Germany puts fences along the Polish border against infected wild boars

The German Ministry of Agriculture is continuing its information campaigns on the prevention of African swine fever.

According to the federal government, there is sufficient laboratory capacity for studies on African swine fever in the German herd. In neighboring Poland, a third of the country has now been declared a 'contaminated area', and strict bans apply. German eastern states are now building fences along the border in an attempt to prevent the arrival of infected wild boars.

There are projects in Germany for the detection and disposal of dead wild boar carcasses with hunting dogs in Saarland, Rhineland-Palatinate and Schleswig-Holstein. The number of affected businesses has increased again, with one of the new cases located 50 km from the German border.

The Chief Veterinary Officer in Poland has now reported 7 new outbreaks of African swine fever (ASF) in pigs in the territory of the Republic of Poland. Outbreaks have increased significantly in the past two weeks. Since July 20, 30 new infections of pigs have been detected in the country. This situation not only leads to the need to slaughter thousands of animals, but also to include a large number of herds in the blue zone (transport bans).

Market observers in Poland speak of a dramatic situation. So far, nearly 50,000 pigs had to be killed in the first half of this year due to ASF cases, which is more than in all of 2019. In the previous year, 48 ASF outbreaks occurred in domestic pigs in Poland; already 37. All farm sizes were affected - from farms with two pigs to a manure facility with 9,500 animals. In total, more than 35,000 pigs had to be killed in 2019.

Aleksander Dargiewicz of the Polish Pig Breeders Association POLPIG says that ASF disease affects not only pig farmers but the entire food industry and has a significant impact on the state budget. Transport restrictions in the blue zones make production unprofitable. The lack of slaughterhouses slaughtering pigs from those zones, which house 36% of the country's pig herd, has drastically reduced purchase prices.

According to Dargiewicz, the fight against African swine fever is extremely difficult and above all expensive.

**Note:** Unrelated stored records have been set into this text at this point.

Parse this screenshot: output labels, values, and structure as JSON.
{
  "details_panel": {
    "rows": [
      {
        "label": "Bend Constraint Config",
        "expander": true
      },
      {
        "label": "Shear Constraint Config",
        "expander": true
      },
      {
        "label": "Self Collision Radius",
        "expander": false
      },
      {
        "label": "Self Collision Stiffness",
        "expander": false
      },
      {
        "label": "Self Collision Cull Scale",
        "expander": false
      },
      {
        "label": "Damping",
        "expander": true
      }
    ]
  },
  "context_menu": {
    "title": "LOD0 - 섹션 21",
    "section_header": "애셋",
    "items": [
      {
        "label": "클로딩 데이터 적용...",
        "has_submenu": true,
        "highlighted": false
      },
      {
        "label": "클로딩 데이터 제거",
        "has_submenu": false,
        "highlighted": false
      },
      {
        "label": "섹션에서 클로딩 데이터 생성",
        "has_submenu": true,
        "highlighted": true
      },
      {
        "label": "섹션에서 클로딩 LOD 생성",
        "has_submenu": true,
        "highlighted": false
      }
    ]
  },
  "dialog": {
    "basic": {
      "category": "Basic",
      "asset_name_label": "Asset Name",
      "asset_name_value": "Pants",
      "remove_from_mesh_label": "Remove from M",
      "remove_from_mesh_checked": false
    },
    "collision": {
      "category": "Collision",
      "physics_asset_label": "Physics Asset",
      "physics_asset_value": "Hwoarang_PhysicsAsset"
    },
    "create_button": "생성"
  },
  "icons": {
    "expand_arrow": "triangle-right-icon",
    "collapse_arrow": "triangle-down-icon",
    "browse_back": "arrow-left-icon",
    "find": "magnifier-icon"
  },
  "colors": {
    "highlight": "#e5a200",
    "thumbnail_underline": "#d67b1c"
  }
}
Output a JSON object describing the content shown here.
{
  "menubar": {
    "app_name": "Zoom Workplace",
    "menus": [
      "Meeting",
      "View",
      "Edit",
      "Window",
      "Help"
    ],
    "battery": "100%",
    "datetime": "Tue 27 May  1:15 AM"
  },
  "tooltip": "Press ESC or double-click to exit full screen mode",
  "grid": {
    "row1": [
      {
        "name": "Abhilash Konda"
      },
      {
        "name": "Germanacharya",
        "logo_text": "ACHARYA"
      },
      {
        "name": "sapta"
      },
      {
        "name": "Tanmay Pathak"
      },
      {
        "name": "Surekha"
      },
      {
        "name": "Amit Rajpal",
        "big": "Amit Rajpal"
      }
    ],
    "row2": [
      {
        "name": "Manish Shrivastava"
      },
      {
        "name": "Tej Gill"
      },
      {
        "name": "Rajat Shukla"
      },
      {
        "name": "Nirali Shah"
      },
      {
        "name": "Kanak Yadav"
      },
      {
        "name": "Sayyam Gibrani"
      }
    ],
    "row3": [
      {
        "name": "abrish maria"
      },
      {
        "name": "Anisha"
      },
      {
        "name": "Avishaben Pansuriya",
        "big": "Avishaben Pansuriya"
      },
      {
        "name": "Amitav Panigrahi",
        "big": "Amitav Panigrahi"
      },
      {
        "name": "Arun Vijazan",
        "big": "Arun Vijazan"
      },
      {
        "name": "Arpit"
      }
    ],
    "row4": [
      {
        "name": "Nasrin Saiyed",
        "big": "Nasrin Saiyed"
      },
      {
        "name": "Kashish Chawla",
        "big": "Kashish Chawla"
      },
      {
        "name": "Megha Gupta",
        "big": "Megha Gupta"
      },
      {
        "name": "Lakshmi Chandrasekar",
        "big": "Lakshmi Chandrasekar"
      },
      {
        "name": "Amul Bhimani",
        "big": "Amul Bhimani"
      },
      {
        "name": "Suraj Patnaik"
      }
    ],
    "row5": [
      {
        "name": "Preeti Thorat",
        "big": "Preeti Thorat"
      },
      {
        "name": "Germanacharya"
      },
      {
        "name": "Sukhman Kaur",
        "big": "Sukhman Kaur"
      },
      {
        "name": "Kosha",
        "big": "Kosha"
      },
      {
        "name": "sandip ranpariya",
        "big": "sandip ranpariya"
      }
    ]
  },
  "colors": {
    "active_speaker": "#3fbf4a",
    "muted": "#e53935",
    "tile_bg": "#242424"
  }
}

According to him, there should be much more hunting of wild boars, carcasses must be removed from the forest, and biological protection of pig herds must be developed.